HB: I feel like there’s no “one me.” If I could have been myself at the office (or if I could have been relaxed, maybe), I would have been so much happier. If I hadn’t been afraid of getting fired, I would have been able to joke around and make some work-friends. I wouldn’t have felt so tense and isolated and paranoid. Yeah, I wish people could be themselves all the time, too. I think society would be fine.
MJS: Early on in the novel, our narrator recreates an artist, Tom Jordan, in her mind, envisioning in vivid detail various menial details like buying underwear. It’s an intricate and utterly real act of debasing the very person and/or thing that caused us irritation and harm. Everyone does it and it’s such a release — why do you think it’s so therapeutic to play up a fantasy of someone’s failing?
HB: It’s very “I know you are, but what am I?” It restores the balance. When people used to tailgate me or cut me off in traffic, I’d get really mad (like everyone) and shout like “WHAT ARE YOU DOING??” and call them assholes or whatever came to mind, but it didn’t make me feel better. But then one day I just shrugged and said in a weird crazy baby voice “I guess he just has to poop!” It came out of nowhere, but it was really funny to me to try to humiliate this person for my own amusement. You can deflect when people are being mean to you. And, also, I’ve heard that you get the same kinds of chemical sensations when you’re thinking about something as when you’re experiencing it, so maybe fantasizing about someone’s inadequacy is a healthy(ish? healthyish?) outlet for anger. There are a ton of different answers for this question. I picked this one randomly.
MJS: Let’s talk routines — they’re made to keep people productive but sometimes they restrict people. Do you feel routines become their own restriction?
HB: I think structure is important. When you have structure for your day, you don’t have to worry about what you’re going to do. You can just do what you’re doing. But, of course, it depends on what you’re doing. When I was temping, I would have this really creepy feeling every morning where I was really aware of my mortality — like, “okie dokie, here we go again until I die!” That was awful. But when I think about my best, happiest times, many of them involve the routine of morning coffee, reading at night, making dinner, spending a few hours on a project, those kinds of routines.
MJS: Real talk: The very existence of temp agencies is insane right? It’s become so convoluted that we need agencies to promote the very existence of a job opportunity.
HB: Temp agencies are totally nuts. You can’t get sick! If you stop responding to the temp agency even for a week, they stop contacting you because you’re unreliable. I had to work a conference on crutches once, it was wonderfully debasing.
MJS: Do you think we’re becoming robots — conditioned to be autonomous, performing tasks that pay us enough to continue doing those tasks?
HB: Yes. No. I don’t know. I have this paranoia about school — like K-12 — that it trains you to crave approval for being “right” more than it teaches you how to think deeply.
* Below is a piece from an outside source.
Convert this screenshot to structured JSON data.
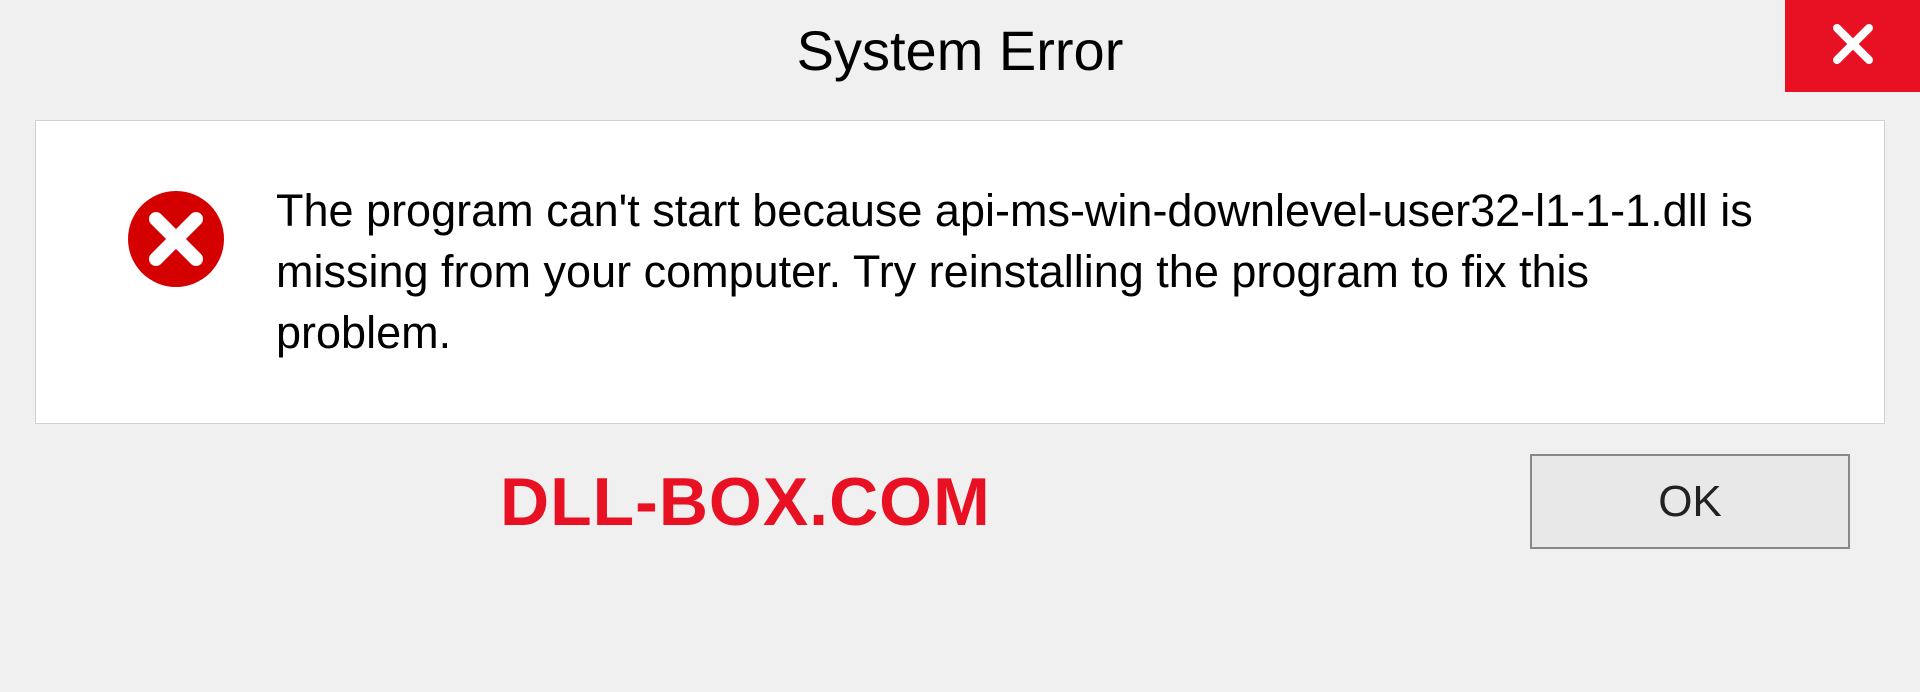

You get the A, you get the dopamine, everybody tells you you’re doing the right thing, you continue to do what you think people want you to do, etc, so even smart people get addicted to conforming. What a waste! But this is just a guess/paranoia. I’m sure there’s tons of cultural conditioning going on almost everywhere, but I’m no sociologist, so I’d have to google stuff to back this up.
MJS: If Hell were the end of the world, what would your end of the world look like?
HB: I don’t really have grand apocalyptic fantasies — I never really went to church, maybe that’s part of it. You’re not the first person to ask me this, but I just don’t know. I’m just picturing these kitschy dinosaur ViewMaster things I used to look at as a kid. It’s too campy to be really scary. I’m afraid of confinement.